The JmsTemplate aggressively opens and closes resources like sessions since it assumes that are cached by the connectionFactory. Using the CachingConnectionFactory will improve its performance. In our example, we will define a cachingConnectionFactory passing our previously defined AMQ connectionFactory to its targetConnectionFactory property:
3 Point-to-point messaging (queue)This Destination implementation consists in sending a message to a single consumer. The producer will send a message to the queue where it will be retrieved by the consumer.
The consumer will actively retrieve the message from the queue (synchronous reception) or it will retrieve the message passively (asynchronous reception). Now we will see an example of each.
3.1 Synchronous reception
Spring JMS uses JmsTemplate class for message production and synchronous message reception. This template is a central class of Spring JMS, and helps us by:
- Reducing boilerplate code: It handles the creation and release of resources transparently (connection, session...).
- Handling exceptions and converting them to runtime exceptions.
- Providing utility methods and callbacks.
Let's configure the jmsTemplate:
This template will handle our point-to-point messaging. To use topics it will need further configuration, which will be shown in the following sections.
The Queue destination is defined below:
In our example, a producer will send a message to this queue and a consumer will retrieve it.
3.1.2 The producer
This producer will use a jmsTemplate to send a message. Note the @Component annotation, this class will be auto detected and registered as a bean.
It is also important to see that we are passing a Notification object to the jmsTemplate method. If we do not define a message converter, the template will register a SimpleMessageConverter by default (check JmsTemplate constructor). This converter will be able to convert the following types:
- String to TextMessage
- Serializable to ObjectMessage
- Map to MapMessage
- byte to BytesMessage
If the object being sent is not an instance of any of the previous list, it will throw a MessageConversionException. The common cause of this exception is that your object is not implementing Serializable interface.
In this case, it will convert our Notification object to an ObjectMessage and send it to its default destination, which we previously defined as "test.sync.queue".
3.1.3 The consumer
You should use this method carefully as it blocks the current thread until it receives the message. You should better define a timeout in case there's a problem receiving the message. The jmsTemplate has no timeout setter method defined. You will need to define it when configuring the AMQ connection factory:
<property name="sendTimeout" value="5000"/>
3.1.4 The test
3.2 Asynchronous reception
Spring lets you receive messages asynchronously in two different ways:
- Implementing MessageListener interface
- Using a simple POJO
The following example will show the second approach.
We can use the same jmsTemplate we configured in the previous example. In this case we will configure another queue where the producer will send its message and a consumer that will act as a listener:

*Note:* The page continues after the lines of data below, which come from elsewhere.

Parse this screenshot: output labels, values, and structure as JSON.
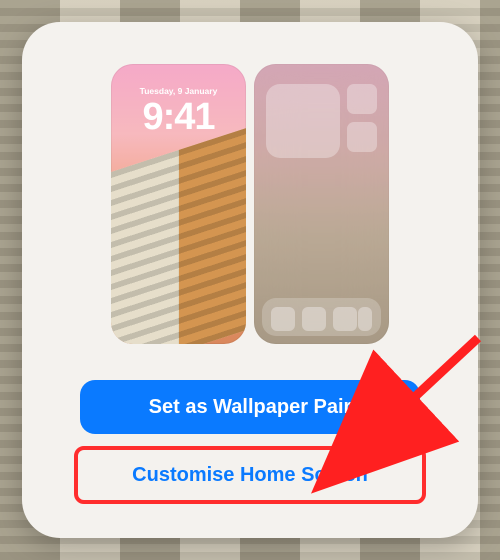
{
  "lock_preview": {
    "date": "Tuesday, 9 January",
    "time": "9:41"
  },
  "buttons": {
    "set_pair_label": "Set as Wallpaper Pair",
    "customise_label": "Customise Home Screen"
  },
  "annotations": {
    "arrow_color": "#ff2020",
    "highlight_color": "#ff2d2d"
  }
}
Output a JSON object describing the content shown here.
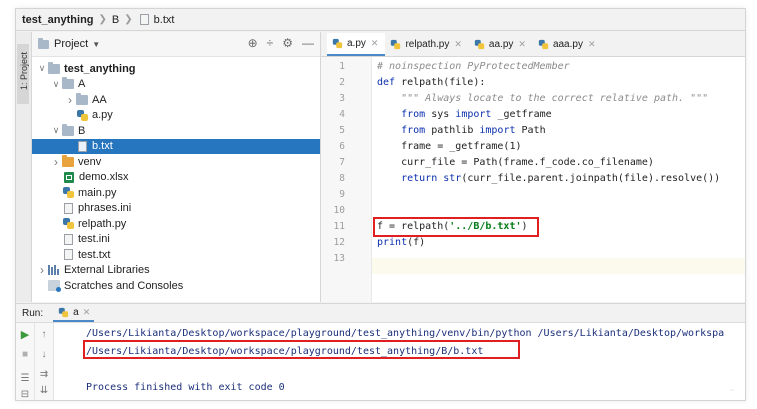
{
  "breadcrumb": {
    "project": "test_anything",
    "folder": "B",
    "file": "b.txt"
  },
  "left_toolstrip": {
    "project_tab": "1: Project"
  },
  "project_panel": {
    "title": "Project",
    "tools": [
      "⊕",
      "÷",
      "⚙",
      "—"
    ],
    "tree": [
      {
        "label": "test_anything",
        "level": 0,
        "expand": "open",
        "icon": "folder-icon",
        "bold": true
      },
      {
        "label": "A",
        "level": 1,
        "expand": "open",
        "icon": "folder-icon"
      },
      {
        "label": "AA",
        "level": 2,
        "expand": "closed",
        "icon": "folder-icon"
      },
      {
        "label": "a.py",
        "level": 2,
        "expand": "none",
        "icon": "python-file-icon"
      },
      {
        "label": "B",
        "level": 1,
        "expand": "open",
        "icon": "folder-icon"
      },
      {
        "label": "b.txt",
        "level": 2,
        "expand": "none",
        "icon": "text-file-icon",
        "selected": true
      },
      {
        "label": "venv",
        "level": 1,
        "expand": "closed",
        "icon": "folder-orange-icon"
      },
      {
        "label": "demo.xlsx",
        "level": 1,
        "expand": "none",
        "icon": "excel-file-icon"
      },
      {
        "label": "main.py",
        "level": 1,
        "expand": "none",
        "icon": "python-file-icon"
      },
      {
        "label": "phrases.ini",
        "level": 1,
        "expand": "none",
        "icon": "text-file-icon"
      },
      {
        "label": "relpath.py",
        "level": 1,
        "expand": "none",
        "icon": "python-file-icon"
      },
      {
        "label": "test.ini",
        "level": 1,
        "expand": "none",
        "icon": "text-file-icon"
      },
      {
        "label": "test.txt",
        "level": 1,
        "expand": "none",
        "icon": "text-file-icon"
      },
      {
        "label": "External Libraries",
        "level": 0,
        "expand": "closed",
        "icon": "library-icon"
      },
      {
        "label": "Scratches and Consoles",
        "level": 0,
        "expand": "none",
        "icon": "scratch-icon"
      }
    ]
  },
  "editor": {
    "tabs": [
      {
        "label": "a.py",
        "active": true
      },
      {
        "label": "relpath.py",
        "active": false
      },
      {
        "label": "aa.py",
        "active": false
      },
      {
        "label": "aaa.py",
        "active": false
      }
    ],
    "line_numbers": [
      "1",
      "2",
      "3",
      "4",
      "5",
      "6",
      "7",
      "8",
      "9",
      "10",
      "11",
      "12",
      "13"
    ],
    "lines": [
      "# noinspection PyProtectedMember",
      "def relpath(file):",
      "    \"\"\" Always locate to the correct relative path. \"\"\"",
      "    from sys import _getframe",
      "    from pathlib import Path",
      "    frame = _getframe(1)",
      "    curr_file = Path(frame.f_code.co_filename)",
      "    return str(curr_file.parent.joinpath(file).resolve())",
      "",
      "",
      "f = relpath('../B/b.txt')",
      "print(f)",
      ""
    ]
  },
  "run_panel": {
    "label": "Run:",
    "config": "a",
    "output": [
      "/Users/Likianta/Desktop/workspace/playground/test_anything/venv/bin/python /Users/Likianta/Desktop/workspa",
      "/Users/Likianta/Desktop/workspace/playground/test_anything/B/b.txt",
      "",
      "Process finished with exit code 0"
    ]
  },
  "colors": {
    "selection": "#2675bf",
    "highlight_box": "#e02020",
    "keyword": "#0b2fae",
    "string": "#067d17",
    "comment": "#8c8c8c"
  }
}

We are configuring a consumer which will be the asyncReceiver bean, and the listener container will invoke its receiveMessage method when a message arrives to the test.async.queue.
3.2.2 The producer
The producer will be the same defined in the previous section, but it will send the message to a different queue:
3.2.3 The consumer
As you can see, it's a simple Java class. It does not need to implement any interface. The consumer saves received notifications to a registry. This registry will be used by the test class to assert that notifications arrived correctly.
3.2.4 The test
4 Publish-subscribe messaging (topic)The message is sent to a topic, where it will be distributed to all consumers that are subscribed to this topic.
We will need another jmsTemplate since the template we configured before is set to work with queues.
We just need to configure its destination accessor by defining its pubSubDomain property and set its value to true. The default value is false (point-to-point).
Next, we configure a new destination, which will be the topic for this example:
Finally, we define the listeners. We define two listeners to make sure both consumers receive the message sent to the topic by the producer.
You may notice a difference in the listener configuration. We need to change the destination type of the listener container, which is set to queue by default. Just set its value to topic and we are done.
4.2 The producer
4.3 The consumer
The asyncTopicFooReceiver has the same method.